Team Tips: Learning from Mistakes and Last-Minute Disasters

By: Yael Horwitz, DI alumna

When I was asked to write on the topic of last-minute disasters, I had to laugh. Those three words would have made an apt name for my DI team in any of our 11 years competing. I’ll admit I had quite a few experiences to draw on for this topic, but the story you are about to read was a clear standout. This story begins with a bad decision and ends with—yep, you guessed it—a disaster.

My team was in 8th and 9th grade and we were competing in the Fine Arts Challenge, “How’d tHat Happen?” We’d concocted an elaborate performance with a transforming backdrop. The set we dreamed up needed to be large enough and strong enough to support the moving parts housed within it, so we decided to work with lumber for the first time. While my team possessed the resources to know that we needed massive wooden beams to make our dream come to life, we had little to no idea on what to do after that. So, like all devoted patrons of DI, we turned to our most trusted tools: duct tape and hot glue.

Yes, you read that right. At this point, you can feel the disaster hurtling towards us at an inescapable rate. We constructed a 7-by-8-foot set, made from 2-by-10-foot planks, and held together by craft supplies. In retrospect, it occurs to me that this is probably why our Team Manager brought in an engineer to give us generalized lessons on structural integrity. Despite her best attempts to nudge us gently towards the realization that our tenuously constructed structure was failing its safety tests with flying colors, the lessons fell largely on deaf ears. Our team bore a strong attitude toward time management that prevented us from revisiting any projects we had deemed “good enough,” as well as what one might consider a little too much confidence in our solutions to rather weighty problems.

Alright, so we all know what’s about to happen, but here’s the amazing thing: that big, wobbly set made it out of our backyard studio, into a U-Haul, and all the way to the tournament stage. If that’s not an endorsement for duct tape, I’m not sure what is. Just when the Appraisers began their introduction, my team heard the first crack. Our attention snapped to the structure, swaying above us, just in time for my teammate to quickly jump out of the way as one of the massive beams swung down to the floor. As we struggled to support the weight of our crumbling set in the wings of the stage, I don’t think the Appraisers realized what was happening. So when the Challenge Master called out with his signature, “team are you ready??” the resounding “NO!!” that followed seemed to come as a bit of a surprise. At this point, our options were limited, but our answer bought us enough time to quickly negotiate a modified set-up plan where half of the team would work to repair the set with the supplies we had on stage. (Teams should always factor a repair kit into their budget so they can bring it on stage with them!)
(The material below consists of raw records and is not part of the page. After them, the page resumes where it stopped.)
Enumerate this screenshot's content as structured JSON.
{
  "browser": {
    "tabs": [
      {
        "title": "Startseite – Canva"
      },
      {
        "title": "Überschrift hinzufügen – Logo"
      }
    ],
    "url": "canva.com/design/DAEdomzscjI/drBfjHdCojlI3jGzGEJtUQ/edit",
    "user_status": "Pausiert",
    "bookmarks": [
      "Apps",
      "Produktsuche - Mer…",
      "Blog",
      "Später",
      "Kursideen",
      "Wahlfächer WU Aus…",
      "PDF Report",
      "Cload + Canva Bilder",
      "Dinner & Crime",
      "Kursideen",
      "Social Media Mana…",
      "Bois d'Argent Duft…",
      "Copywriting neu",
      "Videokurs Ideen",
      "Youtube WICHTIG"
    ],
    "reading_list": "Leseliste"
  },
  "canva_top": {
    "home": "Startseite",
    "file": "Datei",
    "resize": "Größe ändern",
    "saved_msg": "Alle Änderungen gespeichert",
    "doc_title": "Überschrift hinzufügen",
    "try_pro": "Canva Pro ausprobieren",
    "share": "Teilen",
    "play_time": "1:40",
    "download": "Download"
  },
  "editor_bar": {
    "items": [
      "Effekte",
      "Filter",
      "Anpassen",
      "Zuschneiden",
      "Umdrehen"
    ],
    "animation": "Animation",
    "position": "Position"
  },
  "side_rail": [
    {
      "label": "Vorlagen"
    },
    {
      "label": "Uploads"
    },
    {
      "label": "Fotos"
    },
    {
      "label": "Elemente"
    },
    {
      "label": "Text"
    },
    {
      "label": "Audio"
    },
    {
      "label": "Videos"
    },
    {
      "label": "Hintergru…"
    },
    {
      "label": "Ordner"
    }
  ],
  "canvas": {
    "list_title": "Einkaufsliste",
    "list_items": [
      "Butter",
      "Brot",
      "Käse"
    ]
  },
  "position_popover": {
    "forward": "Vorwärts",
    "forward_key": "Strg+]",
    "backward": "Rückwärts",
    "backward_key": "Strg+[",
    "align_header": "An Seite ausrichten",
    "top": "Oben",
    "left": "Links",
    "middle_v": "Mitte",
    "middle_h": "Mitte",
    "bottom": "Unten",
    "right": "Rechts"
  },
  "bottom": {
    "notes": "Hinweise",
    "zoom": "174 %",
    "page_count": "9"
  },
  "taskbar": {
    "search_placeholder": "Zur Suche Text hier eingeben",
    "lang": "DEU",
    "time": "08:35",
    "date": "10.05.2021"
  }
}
We moved the set onto the stage in pieces, while our parents probably quietly discussed who was prepared to drive to the emergency room in the next five minutes. We re-assembled the set quickly using a combination of balance, luck and, of course, more duct tape. By some narrow miracle, the set stood through the entire performance and our score was hardly affected. It must have been a bittersweet surprise for our Team Manager when we found out our crumbling set would get a second chance at state that year. On the one hand, her team had pulled through one of their greatest challenges yet and learned a terrific lesson about teamwork. On the other, she would be overseeing a group of adolescents learning to use power tools in the coming months.

As it turns out, our set made it through the Affiliate Tournament and our team went to Global Finals for the first time that year. Aside from the groundbreaking revelation that tape and hot glue don’t hold wood together, the moral is this: you (or your team) will make mistakes (probably many), and it is never too late to fix them. After all, every challenge incorporates at least a little bit of improv. The same goes for everything else in life: it’s never too late to fix something. Don’t be afraid to take your time, and never underestimate the value of duct tape.

yaelhorwitzAbout the Author: Yael Horwitz participated in Destination Imagination for 11 years in the Seattle metro region. She and her teammates also volunteered as Team Managers for several elementary level teams and started a DI program at a local elementary school, where Yael managed a Rising Stars! team. After DI, she discovered a strong interest in neurobehavioral and psychological research, which she studied and worked in for several years. She currently works in healthcare in San Diego, California and is hoping to pursue a career in public health. Yael is a DI Alumni Ambassador and loves her continued volunteerism for the DI program. She and her former teammates continue to get together to create extravagant challenges for themselves to solve. When she’s not looking for ways to relive her DI glory days, she loves exploring outside, cooking, taking photos, and spending time with any kind of animal.